Saturday, March 13, 2010

Freelancing and You

Many pianists balk at getting a church gig, usually for two reasons: sleep or skepticism. Preferring to sleep is always OK, but those claiming that religion 'isn't their thing' could stand to take a closer look at the gig. What many pianists don't realize is that a church job is just like any other piano job. For example, take playing for a church compared to playing for a voice lesson. Both situations have:
  • Guidebooks (the Bible or the Bernac)
  • Rituals that are odd to an uninitiated observer (whether reciting prayers as a group or beginning a lesson by hissing like a snake and making motorboat lip-buzz noises)
  • Deities and heroes (Jesus, Pavarotti or Kristin Chenoweth)
  • High dress codes (church has always been that way and so have voice teachers).
  • Standard repertoire (Hymns or the 24 Italian Hits)
  • Lectures on sins (lying and cheating or slouching and jaw tension)
  • Ultimate destinations (heaven, hell, the Met or Broadway)
A religious affiliation is not a prerequisite to church employment - only courtesy and professionalism. For a gig with minimal time commitment and a steady paycheck, it seems surprising that so many pianists opt against it. When you consider the indignities CP's sometimes put up with - constant pencil-theft, the no-shows, the Hindemith sonatas - sitting through a service isn't that demanding. The church is also another location where you can practice and rehearse, as well as recruit and teach students. Even better, you have a ready-made, very appreciative audience for test-runs of new repertoire, solo or collaborative. All in all, an easy source of income with some nice perks.

Or you can stick with the devil you know.

Sunday, March 7, 2010

A Brief Guide to Page-Turners

Amid the crunch of recital preparations, many pianists forget to secure a page-turner, leading to last-minute recruiting from friends, friends-of-friends or from random strangers in the recital hall. Unsurprisingly, when the only real qualification is 'warm body', using potluck volunteers often has mixed results. The most common kinds of turners, both good and bad, are listed below* with corresponding identifiers for easy reference.

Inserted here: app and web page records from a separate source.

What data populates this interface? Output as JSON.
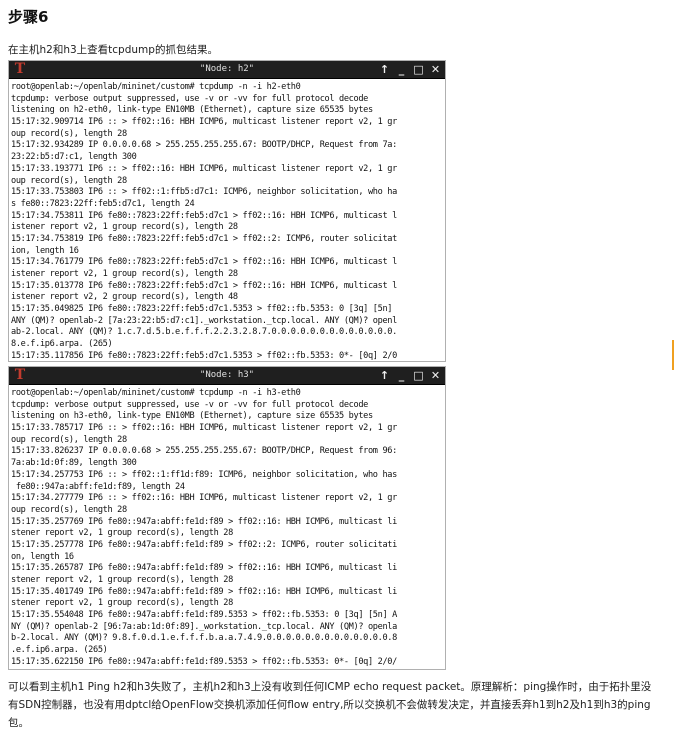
{
  "heading": "步骤6",
  "intro": "在主机h2和h3上查看tcpdump的抓包结果。",
  "terminals": [
    {
      "title": "\"Node: h2\"",
      "lines": [
        "root@openlab:~/openlab/mininet/custom# tcpdump -n -i h2-eth0",
        "tcpdump: verbose output suppressed, use -v or -vv for full protocol decode",
        "listening on h2-eth0, link-type EN10MB (Ethernet), capture size 65535 bytes",
        "15:17:32.909714 IP6 :: > ff02::16: HBH ICMP6, multicast listener report v2, 1 gr",
        "oup record(s), length 28",
        "15:17:32.934289 IP 0.0.0.0.68 > 255.255.255.255.67: BOOTP/DHCP, Request from 7a:",
        "23:22:b5:d7:c1, length 300",
        "15:17:33.193771 IP6 :: > ff02::16: HBH ICMP6, multicast listener report v2, 1 gr",
        "oup record(s), length 28",
        "15:17:33.753803 IP6 :: > ff02::1:ffb5:d7c1: ICMP6, neighbor solicitation, who ha",
        "s fe80::7823:22ff:feb5:d7c1, length 24",
        "15:17:34.753811 IP6 fe80::7823:22ff:feb5:d7c1 > ff02::16: HBH ICMP6, multicast l",
        "istener report v2, 1 group record(s), length 28",
        "15:17:34.753819 IP6 fe80::7823:22ff:feb5:d7c1 > ff02::2: ICMP6, router solicitat",
        "ion, length 16",
        "15:17:34.761779 IP6 fe80::7823:22ff:feb5:d7c1 > ff02::16: HBH ICMP6, multicast l",
        "istener report v2, 1 group record(s), length 28",
        "15:17:35.013778 IP6 fe80::7823:22ff:feb5:d7c1 > ff02::16: HBH ICMP6, multicast l",
        "istener report v2, 2 group record(s), length 48",
        "15:17:35.049825 IP6 fe80::7823:22ff:feb5:d7c1.5353 > ff02::fb.5353: 0 [3q] [5n]",
        "ANY (QM)? openlab-2 [7a:23:22:b5:d7:c1]._workstation._tcp.local. ANY (QM)? openl",
        "ab-2.local. ANY (QM)? 1.c.7.d.5.b.e.f.f.f.2.2.3.2.8.7.0.0.0.0.0.0.0.0.0.0.0.0.0.",
        "8.e.f.ip6.arpa. (265)",
        "15:17:35.117856 IP6 fe80::7823:22ff:feb5:d7c1.5353 > ff02::fb.5353: 0*- [0q] 2/0"
      ]
    },
    {
      "title": "\"Node: h3\"",
      "lines": [
        "root@openlab:~/openlab/mininet/custom# tcpdump -n -i h3-eth0",
        "tcpdump: verbose output suppressed, use -v or -vv for full protocol decode",
        "listening on h3-eth0, link-type EN10MB (Ethernet), capture size 65535 bytes",
        "15:17:33.785717 IP6 :: > ff02::16: HBH ICMP6, multicast listener report v2, 1 gr",
        "oup record(s), length 28",
        "15:17:33.826237 IP 0.0.0.0.68 > 255.255.255.255.67: BOOTP/DHCP, Request from 96:",
        "7a:ab:1d:0f:89, length 300",
        "15:17:34.257753 IP6 :: > ff02::1:ff1d:f89: ICMP6, neighbor solicitation, who has",
        " fe80::947a:abff:fe1d:f89, length 24",
        "15:17:34.277779 IP6 :: > ff02::16: HBH ICMP6, multicast listener report v2, 1 gr",
        "oup record(s), length 28",
        "15:17:35.257769 IP6 fe80::947a:abff:fe1d:f89 > ff02::16: HBH ICMP6, multicast li",
        "stener report v2, 1 group record(s), length 28",
        "15:17:35.257778 IP6 fe80::947a:abff:fe1d:f89 > ff02::2: ICMP6, router solicitati",
        "on, length 16",
        "15:17:35.265787 IP6 fe80::947a:abff:fe1d:f89 > ff02::16: HBH ICMP6, multicast li",
        "stener report v2, 1 group record(s), length 28",
        "15:17:35.401749 IP6 fe80::947a:abff:fe1d:f89 > ff02::16: HBH ICMP6, multicast li",
        "stener report v2, 1 group record(s), length 28",
        "15:17:35.554048 IP6 fe80::947a:abff:fe1d:f89.5353 > ff02::fb.5353: 0 [3q] [5n] A",
        "NY (QM)? openlab-2 [96:7a:ab:1d:0f:89]._workstation._tcp.local. ANY (QM)? openla",
        "b-2.local. ANY (QM)? 9.8.f.0.d.1.e.f.f.f.b.a.a.7.4.9.0.0.0.0.0.0.0.0.0.0.0.0.0.8",
        ".e.f.ip6.arpa. (265)",
        "15:17:35.622150 IP6 fe80::947a:abff:fe1d:f89.5353 > ff02::fb.5353: 0*- [0q] 2/0/"
      ]
    }
  ],
  "window_buttons": {
    "up": "↑",
    "minimize": "_",
    "maximize": "□",
    "close": "✕"
  },
  "logo_letter": "T",
  "summary": "可以看到主机h1 Ping h2和h3失败了，主机h2和h3上没有收到任何ICMP echo request packet。原理解析：ping操作时，由于拓扑里没有SDN控制器，也没有用dptcl给OpenFlow交换机添加任何flow entry,所以交换机不会做转发决定，并直接丢弃h1到h2及h1到h3的ping包。"
}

Crowders sit unnecessarily close at all times (sometimes practically in your lap).

Helicopters hover with a hand on the music, regardless of incredibly slow tempos or flat-laying scores.

Human Obstacles attempt to turn from the bottom RH side of the music, blocking the view and inspiring thoughts of violence.

Music Civilians are mystified by the black and white dots scattered on the page and find what you do closely akin to magic. They are usually terrified of making a mistake and stare at you, unblinking and tense, for each nod. Oddly enough, they are one of your better options.

Space Cadets are either caught up within the music or contemplating what to have for lunch as you turn your own pages. They may also forget to show up to the concert at all.

Heart Attacks turn the pages too soon or too late (sometimes two at a time . . .) They incite panic and frantic slapping of pages.

turn with enough force to rip music or fling scores to the ground.

Silent Critics
are usually pianists of equal or higher chops. They're great at turning, but unfortunately also cause acute self-consciousness with every wrong note and bad fingering.

are a category I have never experienced, but a colleague of mine once worked with someone who liked to hum along with the melodies during performances.

The Best Page-Turning Award goes to:

Crouching Tiger, Hidden Page-Turner
. The ninjas among page turners, they sit completely out of one's peripheral vision. They rise with smooth motions approximately 1-2 lines from the bottom (depending upon tempo), turn the page lightening-quick and retreat back to invisibility without a whisper of sound. Their non-presence allows you to focus on the performance instead of on enabling someone to allow you to perform music.

And let's not forget:
Terrifyingly Clueless with questions like, "Which side should I sit on?"

Please feel free to add any suggestions from your own experiences.